UAW President Ron Gettelfinger said that job security was the top unresolved issue, adding that the talks did not stumble over a groundbreaking provision establishing a UAW-managed trust that will administer GM’s retiree health care obligations. Gettelfinger complained about “one-sided negotiations.”
“It was going to be General Motors’ way at the expense of the workers,” Gettelfinger said at a news conference. “The company walked right up to the deadline like they really didn’t care.”
Gettelfinger added that the union and GM’s management would return to the table Monday.
Workers walked off the job and began picketing Monday outside GM plants after the late morning UAW strike deadline passed. The UAW has 73,000 members who work for GM at 82 U.S. facilities, including assembly and parts plants and warehouses.

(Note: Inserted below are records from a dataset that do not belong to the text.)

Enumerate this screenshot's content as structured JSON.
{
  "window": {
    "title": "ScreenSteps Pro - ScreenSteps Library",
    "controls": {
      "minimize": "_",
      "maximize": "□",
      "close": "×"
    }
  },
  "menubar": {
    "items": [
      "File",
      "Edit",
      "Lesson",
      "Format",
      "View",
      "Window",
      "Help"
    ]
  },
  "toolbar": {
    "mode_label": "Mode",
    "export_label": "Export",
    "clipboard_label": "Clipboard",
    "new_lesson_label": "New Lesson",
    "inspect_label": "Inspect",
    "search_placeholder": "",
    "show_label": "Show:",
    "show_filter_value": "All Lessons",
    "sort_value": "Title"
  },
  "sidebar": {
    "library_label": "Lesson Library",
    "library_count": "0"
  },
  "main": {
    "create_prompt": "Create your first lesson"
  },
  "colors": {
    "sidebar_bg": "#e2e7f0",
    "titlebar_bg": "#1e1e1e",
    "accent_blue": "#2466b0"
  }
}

General Motors Corp. had been pushing hard in the negotiations for the health care trust – known as a Voluntary Employees Beneficiary Association, or VEBA – so it could move $51 billion in unfunded retiree health costs off its books.
GM has nearly 339,000 retirees and surviving spouses.